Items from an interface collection
=== Section Start ===
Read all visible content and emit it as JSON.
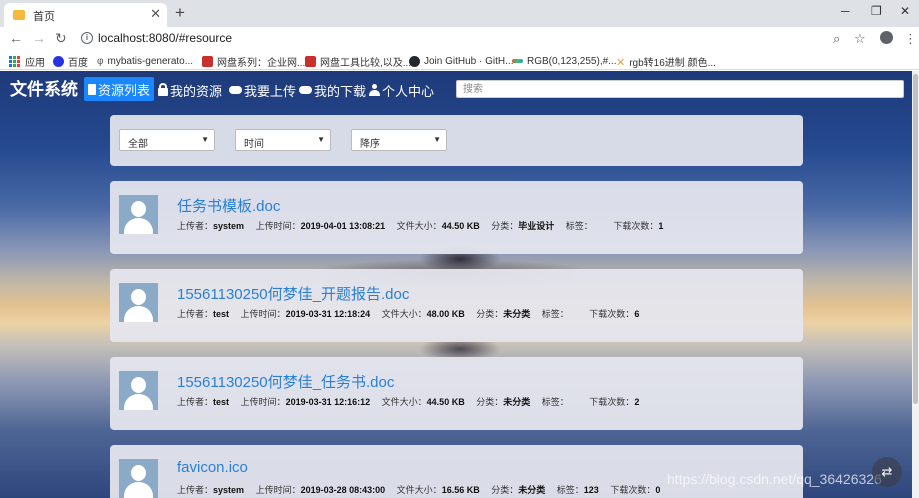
{
  "browser": {
    "tab_title": "首页",
    "url": "localhost:8080/#resource",
    "bookmarks": [
      {
        "label": "应用",
        "color": "#1a73e8"
      },
      {
        "label": "百度",
        "color": "#2932e1"
      },
      {
        "label": "mybatis-generato...",
        "color": "#555555"
      },
      {
        "label": "网盘系列：企业网...",
        "color": "#c9302c"
      },
      {
        "label": "网盘工具比较,以及...",
        "color": "#c9302c"
      },
      {
        "label": "Join GitHub · GitH...",
        "color": "#24292e"
      },
      {
        "label": "RGB(0,123,255),#...",
        "color": "#888888"
      },
      {
        "label": "rgb转16进制 颜色...",
        "color": "#e8a33b"
      }
    ]
  },
  "navbar": {
    "brand": "文件系统",
    "items": [
      {
        "label": "资源列表",
        "icon": "document-icon"
      },
      {
        "label": "我的资源",
        "icon": "lock-icon"
      },
      {
        "label": "我要上传",
        "icon": "cloud-upload-icon"
      },
      {
        "label": "我的下载",
        "icon": "cloud-download-icon"
      },
      {
        "label": "个人中心",
        "icon": "user-icon"
      }
    ],
    "search_placeholder": "搜索"
  },
  "filters": {
    "category": "全部",
    "sort_field": "时间",
    "order": "降序"
  },
  "meta_labels": {
    "uploader": "上传者：",
    "upload_time": "上传时间：",
    "file_size": "文件大小：",
    "category": "分类：",
    "tags": "标签：",
    "downloads": "下载次数："
  },
  "resources": [
    {
      "name": "任务书模板.doc",
      "uploader": "system",
      "time": "2019-04-01 13:08:21",
      "size": "44.50 KB",
      "category": "毕业设计",
      "tags": "",
      "downloads": "1"
    },
    {
      "name": "15561130250何梦佳_开题报告.doc",
      "uploader": "test",
      "time": "2019-03-31 12:18:24",
      "size": "48.00 KB",
      "category": "未分类",
      "tags": "",
      "downloads": "6"
    },
    {
      "name": "15561130250何梦佳_任务书.doc",
      "uploader": "test",
      "time": "2019-03-31 12:16:12",
      "size": "44.50 KB",
      "category": "未分类",
      "tags": "",
      "downloads": "2"
    },
    {
      "name": "favicon.ico",
      "uploader": "system",
      "time": "2019-03-28 08:43:00",
      "size": "16.56 KB",
      "category": "未分类",
      "tags": "123",
      "downloads": "0"
    }
  ],
  "watermark": "https://blog.csdn.net/qq_36426326",
  "colors": {
    "accent": "#1a87ff",
    "link": "#2a7fd4"
  }
}
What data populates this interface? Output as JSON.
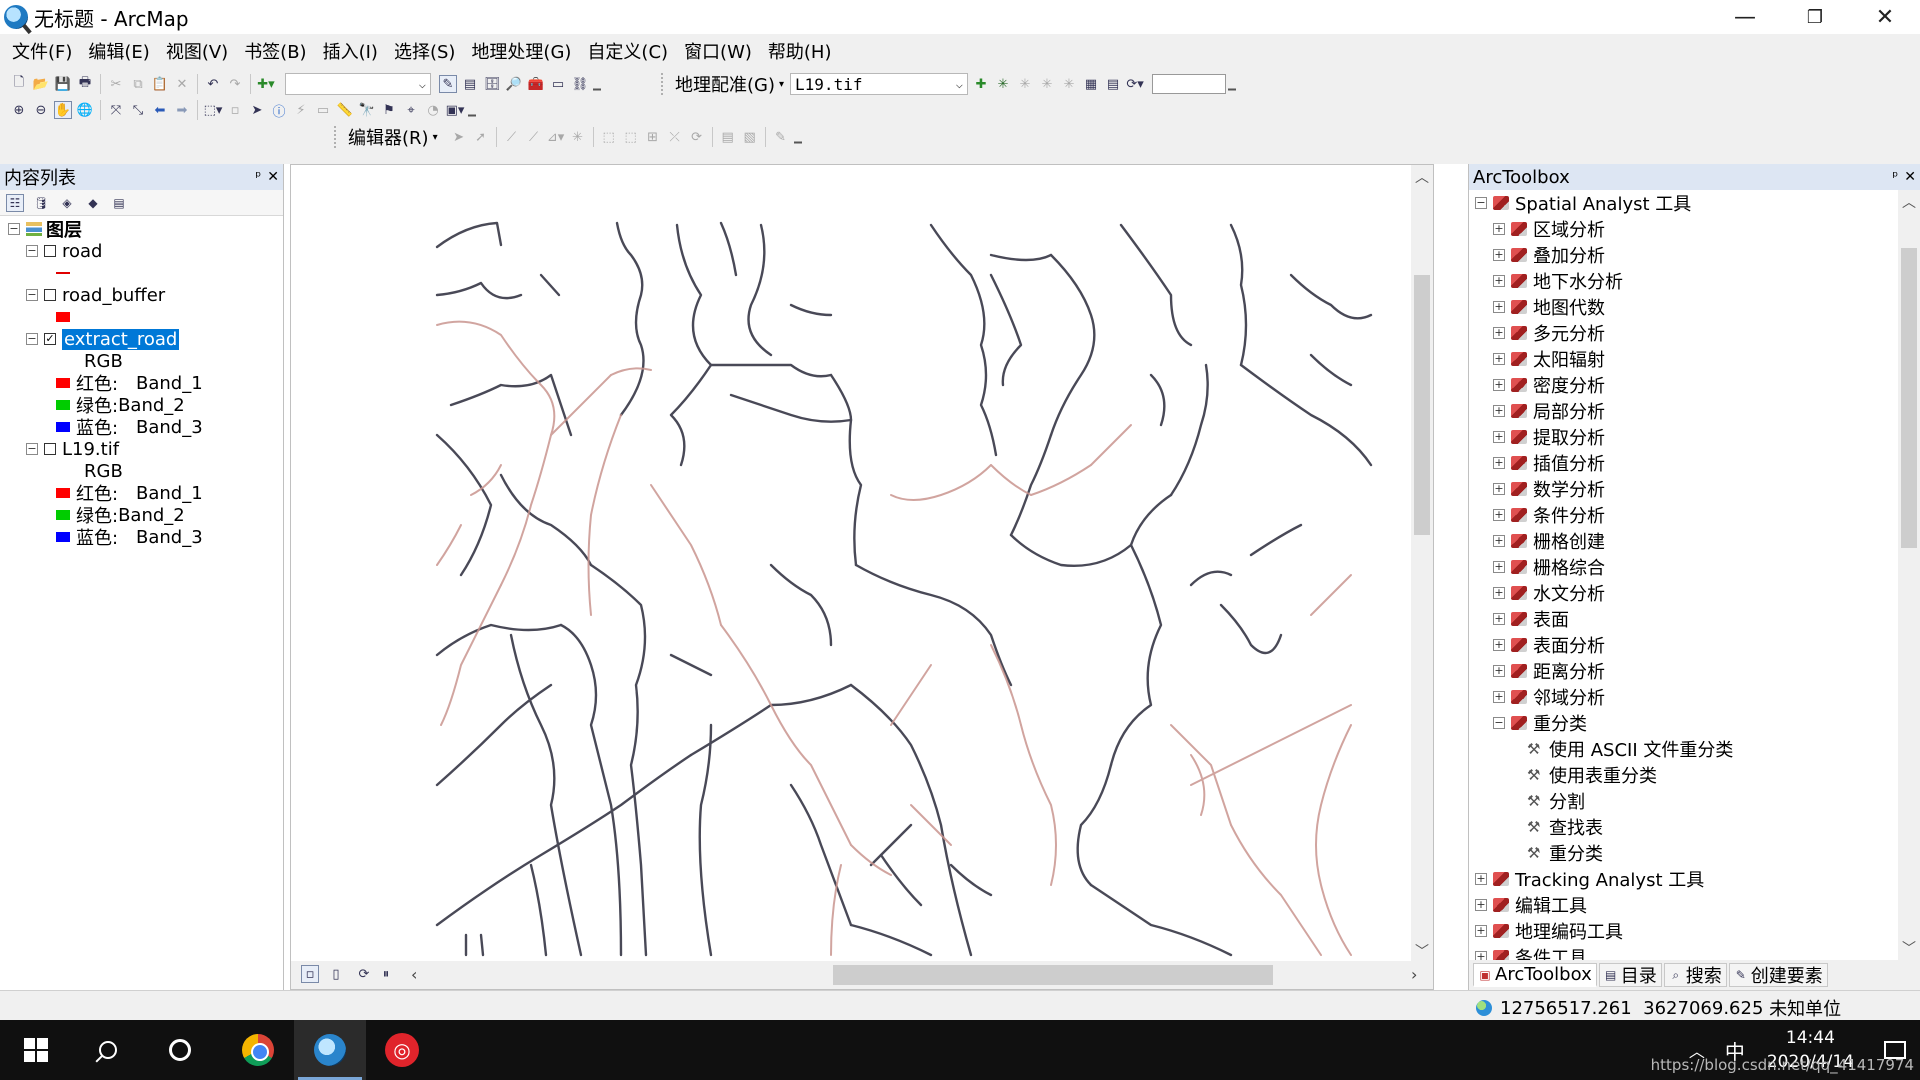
{
  "window": {
    "title": "无标题 - ArcMap",
    "controls": {
      "minimize": "—",
      "restore": "❐",
      "close": "✕"
    }
  },
  "menu": [
    "文件(F)",
    "编辑(E)",
    "视图(V)",
    "书签(B)",
    "插入(I)",
    "选择(S)",
    "地理处理(G)",
    "自定义(C)",
    "窗口(W)",
    "帮助(H)"
  ],
  "toolbar": {
    "scale_value": "",
    "georef_label": "地理配准(G)",
    "georef_layer": "L19.tif",
    "georef_input_value": "",
    "editor_label": "编辑器(R)"
  },
  "toc": {
    "title": "内容列表",
    "pin": "ᵖ",
    "close": "✕",
    "root_label": "图层",
    "layers": [
      {
        "name": "road",
        "checked": false,
        "symbol": "line",
        "symbol_color": "#e00000"
      },
      {
        "name": "road_buffer",
        "checked": false,
        "symbol": "fill",
        "symbol_color": "#ff0000"
      },
      {
        "name": "extract_road",
        "checked": true,
        "selected": true,
        "render": "RGB",
        "bands": [
          {
            "label": "红色:",
            "band": "Band_1",
            "color": "#ff0000"
          },
          {
            "label": "绿色:",
            "band": "Band_2",
            "color": "#00cc00"
          },
          {
            "label": "蓝色:",
            "band": "Band_3",
            "color": "#0000ff"
          }
        ]
      },
      {
        "name": "L19.tif",
        "checked": false,
        "render": "RGB",
        "bands": [
          {
            "label": "红色:",
            "band": "Band_1",
            "color": "#ff0000"
          },
          {
            "label": "绿色:",
            "band": "Band_2",
            "color": "#00cc00"
          },
          {
            "label": "蓝色:",
            "band": "Band_3",
            "color": "#0000ff"
          }
        ]
      }
    ]
  },
  "arctoolbox": {
    "title": "ArcToolbox",
    "pin": "ᵖ",
    "close": "✕",
    "root": "Spatial Analyst 工具",
    "toolsets": [
      "区域分析",
      "叠加分析",
      "地下水分析",
      "地图代数",
      "多元分析",
      "太阳辐射",
      "密度分析",
      "局部分析",
      "提取分析",
      "插值分析",
      "数学分析",
      "条件分析",
      "栅格创建",
      "栅格综合",
      "水文分析",
      "表面",
      "表面分析",
      "距离分析",
      "邻域分析"
    ],
    "expanded_toolset": "重分类",
    "tools": [
      "使用 ASCII 文件重分类",
      "使用表重分类",
      "分割",
      "查找表",
      "重分类"
    ],
    "other_toolboxes": [
      "Tracking Analyst 工具",
      "编辑工具",
      "地理编码工具",
      "条件工具"
    ],
    "tabs": [
      "ArcToolbox",
      "目录",
      "搜索",
      "创建要素"
    ]
  },
  "status": {
    "x": "12756517.261",
    "y": "3627069.625",
    "units": "未知单位"
  },
  "taskbar": {
    "ime": "中",
    "time": "14:44",
    "date": "2020/4/14",
    "watermark": "https://blog.csdn.net/qq_41417974"
  }
}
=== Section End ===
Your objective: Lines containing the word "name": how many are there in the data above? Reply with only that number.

Answer section: 8